By offering changes he would make if he were in Williams’s position — among other things, Harper implied he should play center field instead of Denard Span — the third-year player has put the club’s manager and his teammates in a difficult position. When the 21-year-old face of the franchise intimates there’s a better way for the manager to do his job, it’s reasonable for Nationals observers to analyze Williams’s moves more closely. And if players who Harper apparently believes are being used incorrectly struggle, fans may start to wonder whether Harper got it right. That’s not how you build confidence in an organization.
The Nationals will face plenty of hurdles during the grind of the season — Harper’s mouth may have created more. Williams potentially faces the biggest challenge.

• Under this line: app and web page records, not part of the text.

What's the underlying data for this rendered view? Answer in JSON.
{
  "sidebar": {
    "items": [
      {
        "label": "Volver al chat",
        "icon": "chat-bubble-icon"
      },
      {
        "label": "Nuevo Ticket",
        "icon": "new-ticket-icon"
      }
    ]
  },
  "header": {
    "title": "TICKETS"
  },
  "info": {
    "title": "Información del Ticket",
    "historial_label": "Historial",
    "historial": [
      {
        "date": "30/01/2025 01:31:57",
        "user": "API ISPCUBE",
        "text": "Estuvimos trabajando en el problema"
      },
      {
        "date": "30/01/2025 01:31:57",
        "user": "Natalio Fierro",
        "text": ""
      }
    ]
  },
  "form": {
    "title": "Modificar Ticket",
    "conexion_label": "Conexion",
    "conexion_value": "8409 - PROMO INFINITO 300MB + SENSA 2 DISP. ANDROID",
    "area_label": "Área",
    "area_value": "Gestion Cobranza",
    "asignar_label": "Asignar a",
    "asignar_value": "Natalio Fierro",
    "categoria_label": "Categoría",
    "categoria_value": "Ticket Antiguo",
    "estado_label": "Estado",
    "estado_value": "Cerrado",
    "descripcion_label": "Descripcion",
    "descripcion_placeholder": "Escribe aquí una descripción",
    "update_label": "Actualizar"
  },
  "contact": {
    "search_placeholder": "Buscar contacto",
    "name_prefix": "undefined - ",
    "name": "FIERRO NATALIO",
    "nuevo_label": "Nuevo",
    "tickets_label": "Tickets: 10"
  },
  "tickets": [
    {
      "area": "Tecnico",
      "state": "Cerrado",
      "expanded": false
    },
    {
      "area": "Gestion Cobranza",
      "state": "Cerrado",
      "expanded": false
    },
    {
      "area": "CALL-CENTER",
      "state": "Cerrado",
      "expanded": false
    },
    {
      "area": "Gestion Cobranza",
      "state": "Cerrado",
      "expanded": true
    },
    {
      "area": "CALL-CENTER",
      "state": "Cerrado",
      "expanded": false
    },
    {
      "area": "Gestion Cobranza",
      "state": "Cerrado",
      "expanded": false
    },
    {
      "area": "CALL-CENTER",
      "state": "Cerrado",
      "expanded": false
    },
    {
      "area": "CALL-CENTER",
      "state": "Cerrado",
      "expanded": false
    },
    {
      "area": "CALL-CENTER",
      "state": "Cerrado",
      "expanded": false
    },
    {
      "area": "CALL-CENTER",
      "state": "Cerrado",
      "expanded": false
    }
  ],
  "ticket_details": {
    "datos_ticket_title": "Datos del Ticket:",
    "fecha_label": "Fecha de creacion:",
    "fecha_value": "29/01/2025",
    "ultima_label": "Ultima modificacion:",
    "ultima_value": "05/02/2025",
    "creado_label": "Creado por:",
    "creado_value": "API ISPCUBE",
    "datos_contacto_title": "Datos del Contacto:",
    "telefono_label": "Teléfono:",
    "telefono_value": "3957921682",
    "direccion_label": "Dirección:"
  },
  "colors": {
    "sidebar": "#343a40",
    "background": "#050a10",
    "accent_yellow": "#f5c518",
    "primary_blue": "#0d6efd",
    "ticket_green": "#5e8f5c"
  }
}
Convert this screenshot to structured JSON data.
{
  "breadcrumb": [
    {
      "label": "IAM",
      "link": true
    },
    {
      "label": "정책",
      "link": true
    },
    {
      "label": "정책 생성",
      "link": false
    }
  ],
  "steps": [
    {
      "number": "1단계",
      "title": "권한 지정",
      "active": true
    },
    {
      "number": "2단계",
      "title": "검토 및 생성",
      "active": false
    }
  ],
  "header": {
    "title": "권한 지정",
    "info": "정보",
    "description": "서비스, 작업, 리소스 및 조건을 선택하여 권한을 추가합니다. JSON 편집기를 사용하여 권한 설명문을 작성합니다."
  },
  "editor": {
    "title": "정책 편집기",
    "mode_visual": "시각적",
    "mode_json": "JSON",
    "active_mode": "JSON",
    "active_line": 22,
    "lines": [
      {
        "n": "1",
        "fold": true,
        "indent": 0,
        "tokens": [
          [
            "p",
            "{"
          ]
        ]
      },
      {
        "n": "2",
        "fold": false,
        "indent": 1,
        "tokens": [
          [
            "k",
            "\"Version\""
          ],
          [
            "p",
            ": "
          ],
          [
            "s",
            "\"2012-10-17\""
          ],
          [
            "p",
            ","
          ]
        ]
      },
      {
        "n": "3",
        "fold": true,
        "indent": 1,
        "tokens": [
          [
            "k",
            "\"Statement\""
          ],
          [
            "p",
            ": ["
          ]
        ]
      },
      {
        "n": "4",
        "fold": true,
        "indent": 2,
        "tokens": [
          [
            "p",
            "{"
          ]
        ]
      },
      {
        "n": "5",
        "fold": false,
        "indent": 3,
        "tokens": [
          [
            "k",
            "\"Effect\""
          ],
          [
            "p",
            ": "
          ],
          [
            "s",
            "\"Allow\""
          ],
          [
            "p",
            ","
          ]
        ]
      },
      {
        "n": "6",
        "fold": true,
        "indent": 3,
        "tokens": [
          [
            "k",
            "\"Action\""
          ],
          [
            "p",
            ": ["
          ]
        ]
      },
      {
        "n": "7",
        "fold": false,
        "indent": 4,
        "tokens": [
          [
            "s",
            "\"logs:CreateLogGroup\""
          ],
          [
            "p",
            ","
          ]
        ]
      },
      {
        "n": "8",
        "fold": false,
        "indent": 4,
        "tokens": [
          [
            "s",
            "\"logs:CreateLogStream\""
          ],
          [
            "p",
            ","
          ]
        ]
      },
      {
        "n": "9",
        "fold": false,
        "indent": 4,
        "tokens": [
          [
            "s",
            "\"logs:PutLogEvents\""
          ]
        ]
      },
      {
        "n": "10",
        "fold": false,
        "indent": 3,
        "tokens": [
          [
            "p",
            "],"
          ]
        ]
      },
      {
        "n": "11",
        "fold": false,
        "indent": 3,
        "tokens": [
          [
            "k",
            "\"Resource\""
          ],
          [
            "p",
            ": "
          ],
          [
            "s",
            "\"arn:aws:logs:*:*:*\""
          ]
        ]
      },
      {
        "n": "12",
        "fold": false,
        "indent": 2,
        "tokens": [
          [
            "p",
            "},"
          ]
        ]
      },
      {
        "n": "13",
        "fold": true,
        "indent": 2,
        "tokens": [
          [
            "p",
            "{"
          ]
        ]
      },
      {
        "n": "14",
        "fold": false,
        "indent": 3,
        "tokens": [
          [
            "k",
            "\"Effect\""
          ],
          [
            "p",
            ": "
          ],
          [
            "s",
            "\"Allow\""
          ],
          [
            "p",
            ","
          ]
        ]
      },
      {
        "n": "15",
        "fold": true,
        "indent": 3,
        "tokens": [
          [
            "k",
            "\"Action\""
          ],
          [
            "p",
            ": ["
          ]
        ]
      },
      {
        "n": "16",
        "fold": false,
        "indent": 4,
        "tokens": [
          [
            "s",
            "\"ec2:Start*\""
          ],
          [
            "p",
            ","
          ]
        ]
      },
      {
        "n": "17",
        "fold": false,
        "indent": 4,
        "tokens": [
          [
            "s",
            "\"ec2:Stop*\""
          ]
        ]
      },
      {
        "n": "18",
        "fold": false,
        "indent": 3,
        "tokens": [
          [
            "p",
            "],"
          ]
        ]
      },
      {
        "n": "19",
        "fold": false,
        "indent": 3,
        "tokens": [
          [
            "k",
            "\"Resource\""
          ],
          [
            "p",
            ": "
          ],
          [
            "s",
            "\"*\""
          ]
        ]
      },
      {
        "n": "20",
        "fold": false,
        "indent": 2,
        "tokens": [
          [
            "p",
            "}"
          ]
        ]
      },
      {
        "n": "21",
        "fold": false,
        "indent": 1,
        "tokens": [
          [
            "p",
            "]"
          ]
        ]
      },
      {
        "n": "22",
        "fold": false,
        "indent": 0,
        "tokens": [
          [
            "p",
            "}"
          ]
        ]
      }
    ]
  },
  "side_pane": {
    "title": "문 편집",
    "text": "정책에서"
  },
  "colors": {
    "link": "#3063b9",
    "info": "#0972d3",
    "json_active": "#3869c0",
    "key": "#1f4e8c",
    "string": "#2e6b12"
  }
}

From the opening pitch of spring training, it has been clear who runs the Nationals on the field. Williams’s hands-on style became evident early in the season while he moved Harper throughout the batting order during the outfielder’s slow start. On April 19, Williams removed Harper from a game for failing to run hard. Williams has shown no signs of being intimidated in his opening season at the helm of a team with World Series aspirations.
“With regard to scrutiny regarding the lineup, that’s on me,” Williams said Wednesday before the Nationals completed a three-game sweep of the Colorado Rockies with a 4-3 victory at Nationals Park. “I make the lineup.”
That’s understood. But by making his feelings known — Harper also said he believes Ryan Zimmerman should play left, Danny Espinosa should play second base and Anthony Rendon should play third — Harper applied pressure on Williams.
The drumbeat of a 162-game schedule requires managers to make decisions based on a variety of factors. Injuries, ineffectiveness, favorable matchups — they all contribute daily to a manager’s thinking.
Harper’s return to the lineup after 57 games following left thumb surgery created a logjam. Williams cannot afford to alienate a two-time all-star slugger, who, based on his comments, obviously would prefer to be the Nationals’ regular center fielder. He also needs the rest of the team to continue to believe in him. That’s a lot to juggle.
Let’s say Williams shuffles the lineup soon and gives Span, the team’s best defensive outfielder, a day off to play Harper in center. It would be natural to wonder whether Harper’s outspokenness prompted change. If Harper, who went 1 for 3 while batting sixth again Wednesday, suddenly is moved up higher in the batting order, would the promotion be for the right reasons? Harper opened that door. On Wednesday, Williams declined to walk through it.
“It would beneficial for everybody to just see how it plays out,” Williams said, preferring not to speculate on future lineup combinations. “I don’t anticipate Bryce Harper hitting sixth for the rest of the year.
“There’s a number of reasons for it, but first and foremost, he’s just coming back from injury. Does he hit two for us [at some point]? Yeah. Does he hit three for us? Yeah. Does he hit fourth? Yeah. Maybe not today, but he will. And it will be this year.”
For the most part, Williams has handled everything about as well as General Manager Mike Rizzo could hope. Under these circumstances, calm leadership is necessary, and Williams definitely has maintained his cool. On Wednesday, though, he went overboard in defense of Harper, essentially trying to argue that what Harper said really wasn’t all that bad.
“He said if [he] had the pen things may be different. It doesn’t mean that he disagrees with the way I’m doing things or has some issue with me,” Williams said. “What it means is, yeah, if I was him, I’d want to hit third and fourth, too.”
While saying that, Williams actually maintained a straight face, which was impressive. Before managing the Nationals, Williams was an all-star third baseman and a coach. As someone who has spent most of his adult life in Major League Baseball, he knows Harper, regardless of his intention, was way out of line trying to play manager. Williams completely lost me on his position about Harper’s desire to play center.
“He did not say, I want to play center field and put Denard on the bench,” Williams said. “That did not come out of his mouth [Monday]. I don’t think he said that. Now, that may be the perception of what he meant.”
The perception of what Harper said is what matters most. That’s what Williams may have to deal with for the rest of the season.
For more by Jason Reid, visit washingtonpost.com/reid.